Don Messerschmidt, an anthropologist with a passion for mountain research and writing, in Himal:
In the list of names that the highest mountain inspires are Everest toothpaste, a variety of hard red winter wheat, unaffiliated Everest colleges in Nepal and in North America, and, among others, Everest Affiliates, an investment firm in Canada with the motto ‘Making millionaires since 1997′. There is also Everest candy, whisky, computer software, and a brand of special underwear (don’t ask). Everest is even a popular name for baby boys. And, computer techies take note: a sophisticated solid-state drive called the ‘Everest 2 Platform’ is waiting for you to join the team.

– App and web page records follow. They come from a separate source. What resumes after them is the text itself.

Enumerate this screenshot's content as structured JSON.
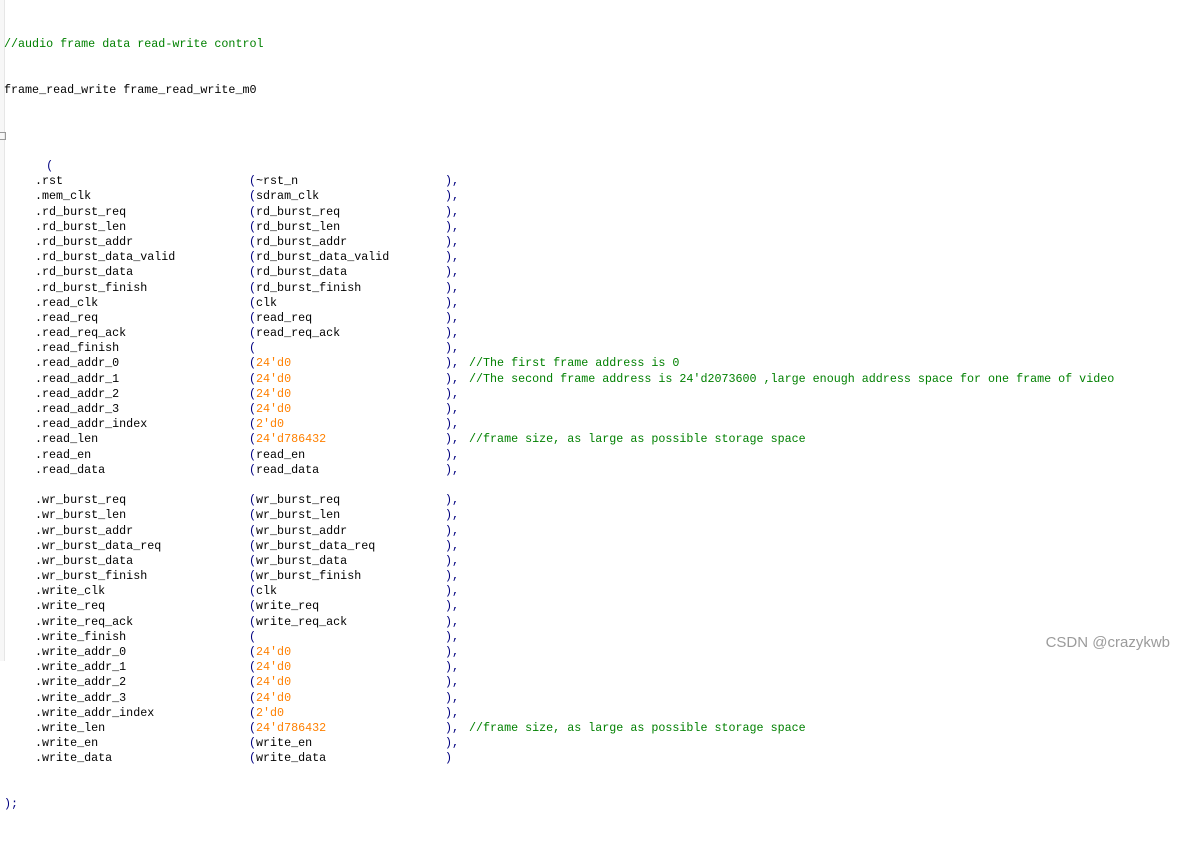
{
  "header_comment": "//audio frame data read-write control",
  "instance_line": "frame_read_write frame_read_write_m0",
  "open_paren": "(",
  "close_line": ");",
  "colors": {
    "comment": "#008000",
    "number": "#ff8000",
    "paren": "#000080",
    "text": "#000000"
  },
  "ports": [
    {
      "port": ".rst",
      "sig": "~rst_n",
      "sig_type": "ident",
      "end": "),",
      "comment": ""
    },
    {
      "port": ".mem_clk",
      "sig": "sdram_clk",
      "sig_type": "ident",
      "end": "),",
      "comment": ""
    },
    {
      "port": ".rd_burst_req",
      "sig": "rd_burst_req",
      "sig_type": "ident",
      "end": "),",
      "comment": ""
    },
    {
      "port": ".rd_burst_len",
      "sig": "rd_burst_len",
      "sig_type": "ident",
      "end": "),",
      "comment": ""
    },
    {
      "port": ".rd_burst_addr",
      "sig": "rd_burst_addr",
      "sig_type": "ident",
      "end": "),",
      "comment": ""
    },
    {
      "port": ".rd_burst_data_valid",
      "sig": "rd_burst_data_valid",
      "sig_type": "ident",
      "end": "),",
      "comment": ""
    },
    {
      "port": ".rd_burst_data",
      "sig": "rd_burst_data",
      "sig_type": "ident",
      "end": "),",
      "comment": ""
    },
    {
      "port": ".rd_burst_finish",
      "sig": "rd_burst_finish",
      "sig_type": "ident",
      "end": "),",
      "comment": ""
    },
    {
      "port": ".read_clk",
      "sig": "clk",
      "sig_type": "ident",
      "end": "),",
      "comment": ""
    },
    {
      "port": ".read_req",
      "sig": "read_req",
      "sig_type": "ident",
      "end": "),",
      "comment": ""
    },
    {
      "port": ".read_req_ack",
      "sig": "read_req_ack",
      "sig_type": "ident",
      "end": "),",
      "comment": ""
    },
    {
      "port": ".read_finish",
      "sig": "",
      "sig_type": "ident",
      "end": "),",
      "comment": ""
    },
    {
      "port": ".read_addr_0",
      "sig": "24'd0",
      "sig_type": "num",
      "end": "),",
      "comment": "//The first frame address is 0"
    },
    {
      "port": ".read_addr_1",
      "sig": "24'd0",
      "sig_type": "num",
      "end": "),",
      "comment": "//The second frame address is 24'd2073600 ,large enough address space for one frame of video"
    },
    {
      "port": ".read_addr_2",
      "sig": "24'd0",
      "sig_type": "num",
      "end": "),",
      "comment": ""
    },
    {
      "port": ".read_addr_3",
      "sig": "24'd0",
      "sig_type": "num",
      "end": "),",
      "comment": ""
    },
    {
      "port": ".read_addr_index",
      "sig": "2'd0",
      "sig_type": "num",
      "end": "),",
      "comment": ""
    },
    {
      "port": ".read_len",
      "sig": "24'd786432",
      "sig_type": "num",
      "end": "),",
      "comment": "//frame size, as large as possible storage space"
    },
    {
      "port": ".read_en",
      "sig": "read_en",
      "sig_type": "ident",
      "end": "),",
      "comment": ""
    },
    {
      "port": ".read_data",
      "sig": "read_data",
      "sig_type": "ident",
      "end": "),",
      "comment": ""
    },
    {
      "blank": true
    },
    {
      "port": ".wr_burst_req",
      "sig": "wr_burst_req",
      "sig_type": "ident",
      "end": "),",
      "comment": ""
    },
    {
      "port": ".wr_burst_len",
      "sig": "wr_burst_len",
      "sig_type": "ident",
      "end": "),",
      "comment": ""
    },
    {
      "port": ".wr_burst_addr",
      "sig": "wr_burst_addr",
      "sig_type": "ident",
      "end": "),",
      "comment": ""
    },
    {
      "port": ".wr_burst_data_req",
      "sig": "wr_burst_data_req",
      "sig_type": "ident",
      "end": "),",
      "comment": ""
    },
    {
      "port": ".wr_burst_data",
      "sig": "wr_burst_data",
      "sig_type": "ident",
      "end": "),",
      "comment": ""
    },
    {
      "port": ".wr_burst_finish",
      "sig": "wr_burst_finish",
      "sig_type": "ident",
      "end": "),",
      "comment": ""
    },
    {
      "port": ".write_clk",
      "sig": "clk",
      "sig_type": "ident",
      "end": "),",
      "comment": ""
    },
    {
      "port": ".write_req",
      "sig": "write_req",
      "sig_type": "ident",
      "end": "),",
      "comment": ""
    },
    {
      "port": ".write_req_ack",
      "sig": "write_req_ack",
      "sig_type": "ident",
      "end": "),",
      "comment": ""
    },
    {
      "port": ".write_finish",
      "sig": "",
      "sig_type": "ident",
      "end": "),",
      "comment": ""
    },
    {
      "port": ".write_addr_0",
      "sig": "24'd0",
      "sig_type": "num",
      "end": "),",
      "comment": ""
    },
    {
      "port": ".write_addr_1",
      "sig": "24'd0",
      "sig_type": "num",
      "end": "),",
      "comment": ""
    },
    {
      "port": ".write_addr_2",
      "sig": "24'd0",
      "sig_type": "num",
      "end": "),",
      "comment": ""
    },
    {
      "port": ".write_addr_3",
      "sig": "24'd0",
      "sig_type": "num",
      "end": "),",
      "comment": ""
    },
    {
      "port": ".write_addr_index",
      "sig": "2'd0",
      "sig_type": "num",
      "end": "),",
      "comment": ""
    },
    {
      "port": ".write_len",
      "sig": "24'd786432",
      "sig_type": "num",
      "end": "),",
      "comment": "//frame size, as large as possible storage space"
    },
    {
      "port": ".write_en",
      "sig": "write_en",
      "sig_type": "ident",
      "end": "),",
      "comment": ""
    },
    {
      "port": ".write_data",
      "sig": "write_data",
      "sig_type": "ident",
      "end": ")",
      "comment": ""
    }
  ],
  "watermark": "CSDN @crazykwb"
}
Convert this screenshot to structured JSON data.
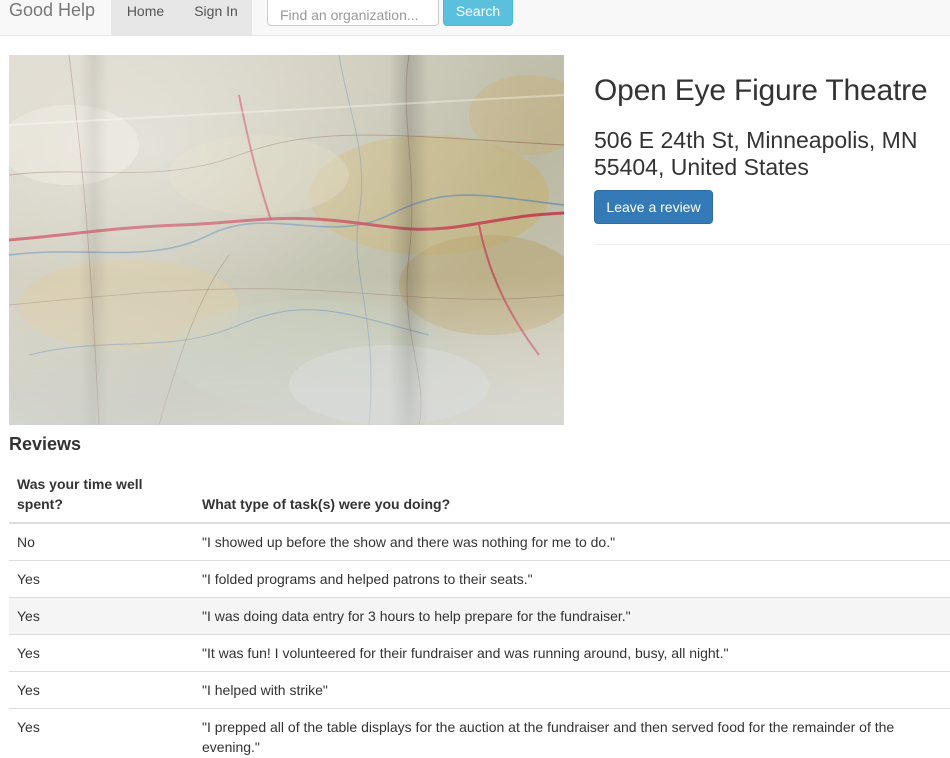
{
  "navbar": {
    "brand": "Good Help",
    "items": [
      {
        "label": "Home"
      },
      {
        "label": "Sign In"
      }
    ],
    "search": {
      "placeholder": "Find an organization...",
      "button_label": "Search"
    }
  },
  "organization": {
    "name": "Open Eye Figure Theatre",
    "address": "506 E 24th St, Minneapolis, MN 55404, United States",
    "review_button_label": "Leave a review"
  },
  "reviews": {
    "title": "Reviews",
    "columns": [
      "Was your time well spent?",
      "What type of task(s) were you doing?"
    ],
    "rows": [
      {
        "time_well_spent": "No",
        "task": "\"I showed up before the show and there was nothing for me to do.\""
      },
      {
        "time_well_spent": "Yes",
        "task": "\"I folded programs and helped patrons to their seats.\""
      },
      {
        "time_well_spent": "Yes",
        "task": "\"I was doing data entry for 3 hours to help prepare for the fundraiser.\""
      },
      {
        "time_well_spent": "Yes",
        "task": "\"It was fun! I volunteered for their fundraiser and was running around, busy, all night.\""
      },
      {
        "time_well_spent": "Yes",
        "task": "\"I helped with strike\""
      },
      {
        "time_well_spent": "Yes",
        "task": "\"I prepped all of the table displays for the auction at the fundraiser and then served food for the remainder of the evening.\""
      }
    ]
  },
  "colors": {
    "primary": "#337ab7",
    "info": "#5bc0de",
    "navbar_bg": "#f8f8f8",
    "text": "#333333"
  },
  "icons": {
    "hero_image": "map-photo"
  }
}
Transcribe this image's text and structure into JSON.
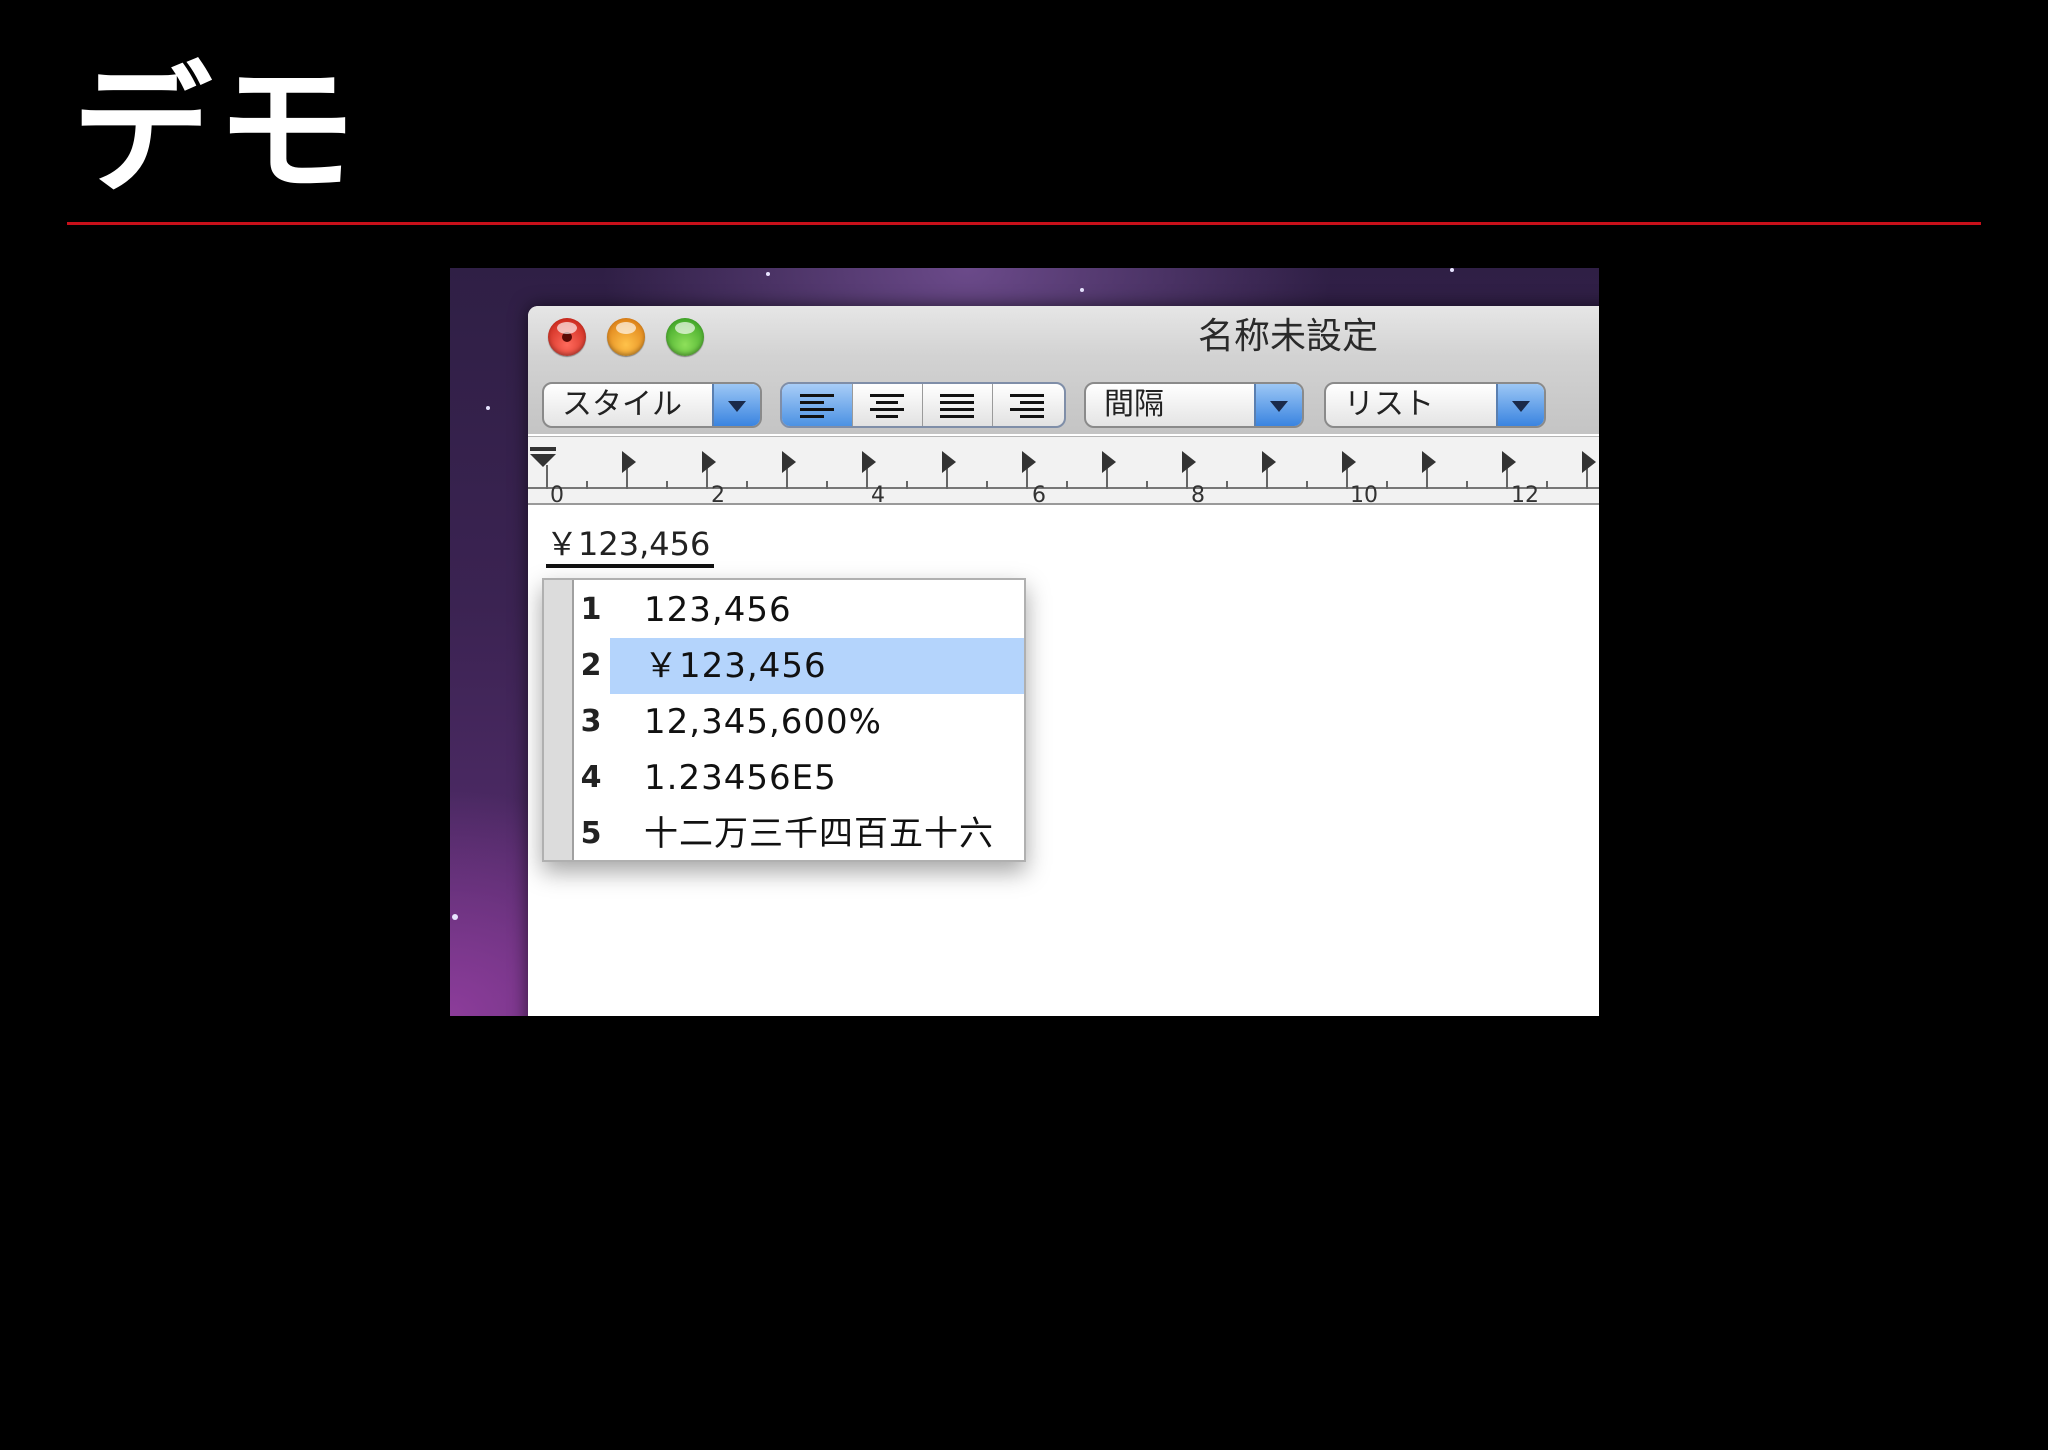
{
  "slide": {
    "title": "デモ"
  },
  "window": {
    "title": "名称未設定",
    "toolbar": {
      "style_dropdown": "スタイル",
      "spacing_dropdown": "間隔",
      "list_dropdown": "リスト"
    },
    "ruler": {
      "labels": [
        "0",
        "2",
        "4",
        "6",
        "8",
        "10",
        "12"
      ]
    },
    "document_text": "￥123,456",
    "candidates": [
      {
        "num": "1",
        "text": "123,456"
      },
      {
        "num": "2",
        "text": "￥123,456"
      },
      {
        "num": "3",
        "text": "12,345,600%"
      },
      {
        "num": "4",
        "text": "1.23456E5"
      },
      {
        "num": "5",
        "text": "十二万三千四百五十六"
      }
    ],
    "selected_candidate": "2"
  },
  "icons": {
    "close": "close-button-icon",
    "minimize": "minimize-button-icon",
    "zoom": "zoom-button-icon",
    "align_left": "align-left-icon",
    "align_center": "align-center-icon",
    "align_justify": "align-justify-icon",
    "align_right": "align-right-icon"
  },
  "colors": {
    "title_rule": "#c8101a",
    "selection": "#b4d4fc",
    "aqua_blue": "#3a84e0"
  }
}
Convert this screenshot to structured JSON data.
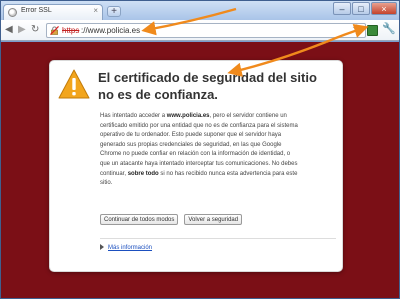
{
  "browser": {
    "tab": {
      "title": "Error SSL",
      "close_glyph": "×",
      "favicon": "globe-icon"
    },
    "new_tab_glyph": "+",
    "window_controls": {
      "minimize": "–",
      "maximize": "□",
      "close": "×"
    },
    "nav": {
      "back": "◀",
      "forward": "▶",
      "reload": "↻"
    },
    "omnibox": {
      "scheme": "https",
      "rest": "://www.policia.es",
      "lock_icon": "broken-lock-icon"
    },
    "star_glyph": "☆",
    "wrench_glyph": "🔧"
  },
  "interstitial": {
    "headline": "El certificado de seguridad del sitio no es de confianza.",
    "para1_a": "Has intentado acceder a ",
    "para1_site": "www.policia.es",
    "para1_b": ", pero el servidor contiene un certificado emitido por una entidad que no es de confianza para el sistema operativo de tu ordenador. Esto puede suponer que el servidor haya generado sus propias credenciales de seguridad, en las que Google Chrome no puede confiar en relación con la información de identidad, o que un atacante haya intentado interceptar tus comunicaciones. No debes continuar, ",
    "para1_strong": "sobre todo",
    "para1_c": " si no has recibido nunca esta advertencia para este sitio.",
    "proceed_button": "Continuar de todos modos",
    "back_button": "Volver a seguridad",
    "more_info": "Más información"
  },
  "colors": {
    "page_bg": "#7b0f16",
    "warning_triangle": "#f2a51d",
    "annotation_arrow": "#f08a1c"
  }
}
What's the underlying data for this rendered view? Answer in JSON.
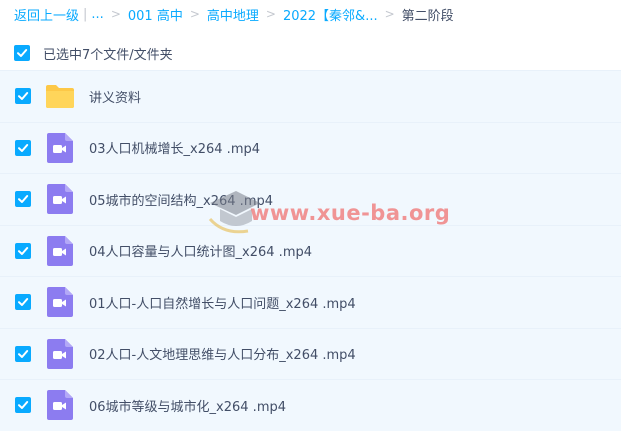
{
  "breadcrumb": {
    "back": "返回上一级",
    "ellipsis": "...",
    "items": [
      "001 高中",
      "高中地理",
      "2022【秦邻&..."
    ],
    "current": "第二阶段"
  },
  "selection": {
    "label": "已选中7个文件/文件夹"
  },
  "files": [
    {
      "name": "讲义资料",
      "icon": "folder-icon"
    },
    {
      "name": "03人口机械增长_x264 .mp4",
      "icon": "video-file-icon"
    },
    {
      "name": "05城市的空间结构_x264 .mp4",
      "icon": "video-file-icon"
    },
    {
      "name": "04人口容量与人口统计图_x264 .mp4",
      "icon": "video-file-icon"
    },
    {
      "name": "01人口-人口自然增长与人口问题_x264 .mp4",
      "icon": "video-file-icon"
    },
    {
      "name": "02人口-人文地理思维与人口分布_x264 .mp4",
      "icon": "video-file-icon"
    },
    {
      "name": "06城市等级与城市化_x264 .mp4",
      "icon": "video-file-icon"
    }
  ],
  "watermark": {
    "text": "www.xue-ba.org"
  },
  "colors": {
    "accent": "#09aaff",
    "row_selected_bg": "#f1f8fe",
    "folder": "#fdc847",
    "video_icon": "#8c7cf0",
    "watermark": "#f08383"
  }
}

The infatuation with things ‘Everest’ began with an obsession among British climbers in the early 20th century to summit the big one, and it ‘peaked’, so to say, after Edmund Hillary and Tenzing Norgay topped it on 29 May 1953. That towering event was, to use another well-worn cliché, a ‘titanic act’ of determination and perseverance. Continuing the play on words, following the death of Hillary in 2008, British actor and adventurer, Brian Blessed, who made his own three attempts on the mountain, described Hillary as “a kind of titan”.
Hillary, who was never one to mince his words, summed up the events of that day when he met his friend, George Lowe, during the descent. “Well, George,” he said, “we knocked the bastard off!” A week later, Hillary was knighted for this accomplishment. But despite the fame Hillary would enjoy for the rest of his life, he apparently did not hold much romantic affection for the big rock, or at least not for the shenanigans later perpetrated on and about the peak. In a 2003 interview for The Guardian newspaper, he made this blunt summation: “It’s all bullshit on Everest these days.” Hillary was, obviously, not referring to the ascent of Everest by his son, Peter, in 1990, nor to Peter’s follow-up ascent in 2002 with Brent Bishop, son of the 1963 American Everest summiteer, Barry Bishop. More:
In The Guardian:
Ralf Dujmovits had reached the South Col of Mount Everest, at a height of just under 8,000m, on 18 May, when he made the painful but necessary decision to turn back due to the stormy conditions that had taken hold at the summit.
The 50-year-old German, who is considered to be one of the most experienced mountaineers in the world, was astounded and horrified to see a long queue of tourists snaking their way up the mountain as he struggled in difficult conditions to descend.
He described his experience on Wednesday after an image from his camera caught the attention of picture editors around the world with its depiction of human overcrowding on the most popular mountain in the world.
“I was at around 7,900m and saw in the distance on the Lhotse face a human snake, people cheek by jowl making their way up. There were 39 expeditions on the mountain at the same time, amounting to more than 600 people. I had never seen Everest that crowded before. More: